We’d like to make some suggestions that ensure RFPs elicit on-the-mark proposals from a qualified pool of respondents.

Communicate RFP process expectations.

Clearly and concisely review the background and purpose of the project, the anticipated timeline, anticipated deliverables, and evaluation criteria.

If your library must issue an RFP through a municipal or other similar public authority, respect the procurement officer’s role but communicate clearly your expectations for the process.

Do your homework and budget adequately for the work.

Reaching out to prospective bidders for some ballpark pricing and input into crafting a reasonable RFP is worthwhile. Make sure you explain that any assistance given in advance does not guarantee they will receive the work in a competitive environment.

Some organizations feel that revealing a budget ensures non-competitive pricing. However, being completely uncommunicative about your financial resources can result in sticker-shock bids. Consider communicating a budget or budget range while emphasizing the importance of fair pricing and its relative weight in the final selection of consultants. This enables vendors to make educated decisions about whether or not they should respond and how to craft a response that is appropriate to the budget.

Allow RFP responses to have options and add-ons.

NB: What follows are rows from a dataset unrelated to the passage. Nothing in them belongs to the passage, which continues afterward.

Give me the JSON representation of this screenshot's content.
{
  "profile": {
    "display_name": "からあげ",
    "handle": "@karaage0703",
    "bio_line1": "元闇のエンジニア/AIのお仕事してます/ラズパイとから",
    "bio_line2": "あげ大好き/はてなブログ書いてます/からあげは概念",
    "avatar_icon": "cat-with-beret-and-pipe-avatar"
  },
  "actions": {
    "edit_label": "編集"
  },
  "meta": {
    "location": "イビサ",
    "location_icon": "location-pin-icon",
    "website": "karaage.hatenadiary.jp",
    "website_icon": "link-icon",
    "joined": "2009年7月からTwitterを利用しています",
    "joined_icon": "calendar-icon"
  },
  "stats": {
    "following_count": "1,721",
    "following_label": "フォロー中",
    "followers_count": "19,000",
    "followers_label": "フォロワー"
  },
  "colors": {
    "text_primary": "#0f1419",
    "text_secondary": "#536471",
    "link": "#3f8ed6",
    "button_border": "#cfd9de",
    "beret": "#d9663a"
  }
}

It benefits your organization to be able to pick and choose from a variety of activities, especially if prices come in higher than expected.

Make sure you are clear about costs and expenses. Do not overlook the costs of travel, copying, communications, and meeting expenses, among others. For the most accurate pricing, define communications and meeting expectations: when do you expect face-to-face vs. conference calls or web meetings?

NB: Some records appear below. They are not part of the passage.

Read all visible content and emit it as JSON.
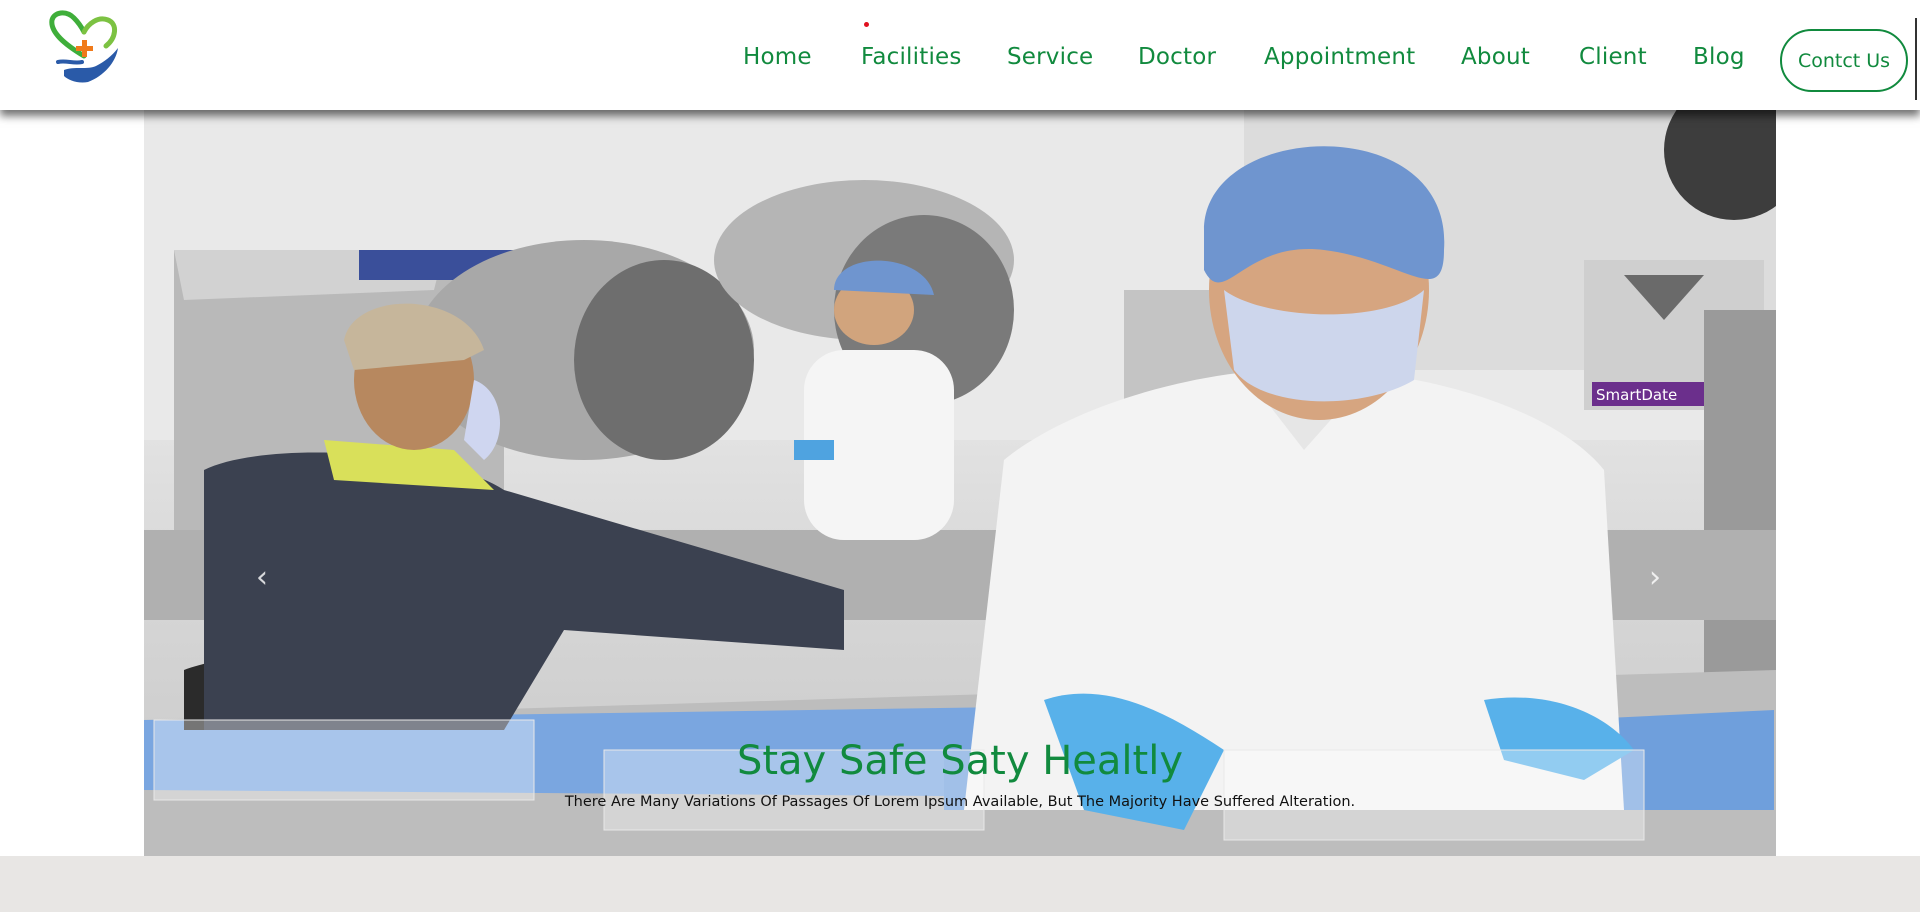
{
  "header": {
    "logo_icon": "heart-hand-cross-icon",
    "nav": [
      {
        "label": "Home"
      },
      {
        "label": "Facilities"
      },
      {
        "label": "Service"
      },
      {
        "label": "Doctor"
      },
      {
        "label": "Appointment"
      },
      {
        "label": "About"
      },
      {
        "label": "Client"
      },
      {
        "label": "Blog"
      }
    ],
    "contact_label": "Contct Us"
  },
  "hero": {
    "title": "Stay Safe Saty Healtly",
    "subtitle": "There Are Many Variations Of Passages Of Lorem Ipsum Available, But The Majority Have Suffered Alteration.",
    "prev_icon": "chevron-left-icon",
    "next_icon": "chevron-right-icon",
    "machine_label": "SmartDate"
  },
  "colors": {
    "brand_green": "#118a3e",
    "accent_red": "#e0101e",
    "logo_blue": "#2a5aa8",
    "footer_band": "#e8e6e4"
  }
}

Outline realistic timelines.

Allow adequate time for bidders to develop their proposals—at least four weeks.

If an in-person interview is required of finalists, allow enough time between notification and presentation to enable vendors to prepare and, if at a distance, to secure reasonably priced airfare.

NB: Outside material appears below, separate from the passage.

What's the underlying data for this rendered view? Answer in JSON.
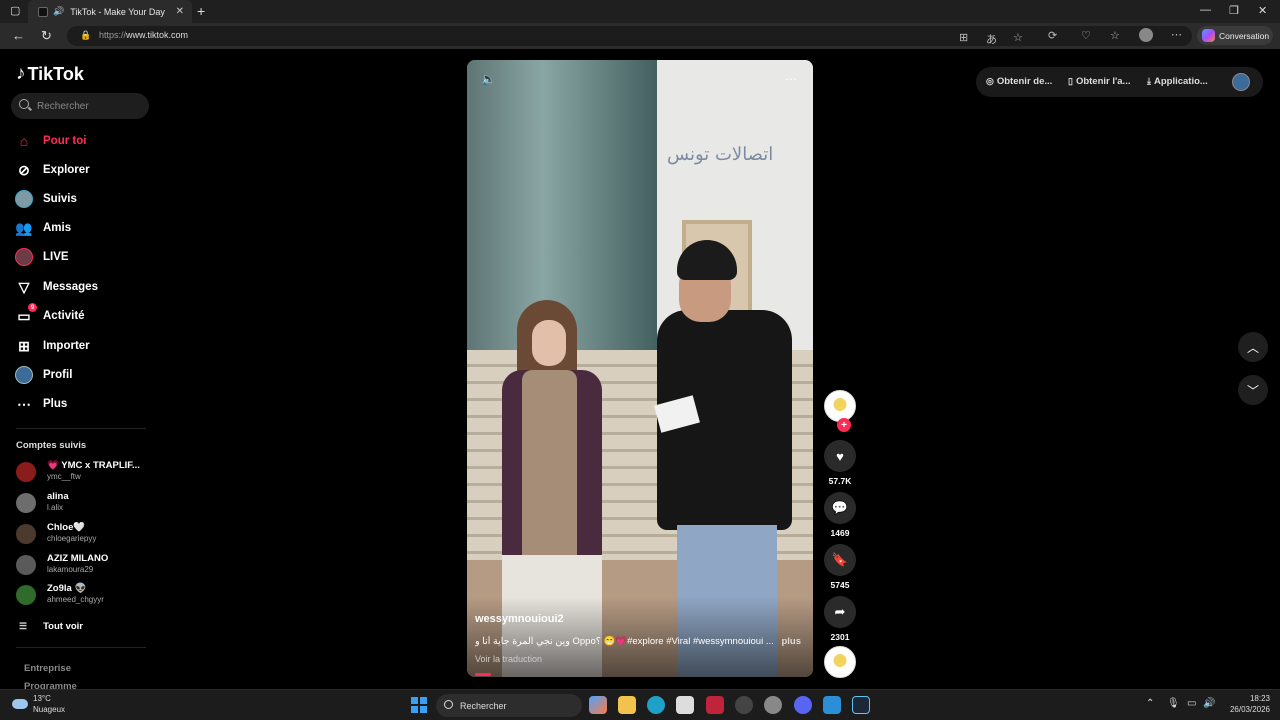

Make sure you set reasonable deadlines and milestones and respect the fact that consultants have other clients,  not just you.

Make it as easy as possible to submit proposals.

Provide up front the name and contact information of the person to whom the proposal should be sent and the date and time when it is due (never immediately before or after a holiday).

Acknowledge that we are in the twenty-first century and allow electronic attendance at pre-proposal meetings and electronic submissions of proposals.

When Evaluating Offeror Proposals

Select with objectivity.

If a board member or donor is pushing a particular consultant, make sure you have additional trustees, staff, or community members involved in the selection process for objectivity and transparency.

Recognize that selection committees don’t have to be democratically composed.

Steer clear of naysayers and obstructionists. Include your most talented, energetic, and interested. This is a great opportunity to provide a “rising star” with an engaging project.

Consider the project team.

Evaluate consultant experiences and track record in the specific area of need. Call references and ask probing questions.

Make sure you know who will be assigned to your project and consider how their personality fits the team. You and your team are likely to have many hours of intense and tiring work with the consultant. Ask yourself: would I enjoy working with these folks?

Follow up with bidders.

After submission, acknowledge proposal receipt and let bidders know when they might hear back. Especially if there is an unforeseen delay, update bidders about the timing of decisions.

On contract ratification, promptly notify firms not awarded the contract; tell them how many RFPs were received, the name of the winning firm, and an offer to provide feedback on their proposals.

Publicize the contract award to promote the planning process.

Issuing a press release or announcement on your website lets those most interested know what the library is going to be doing. The announcement should also explain how the community will be invited to participate in the planning effort.

Once the RFP has been issued and a consultant selected, it's time for the next step: assembling an effective strategic planning committee.

Advancing America's Libraries Podcast episode on Library Strategic Plan RFPs with Ellen Roberson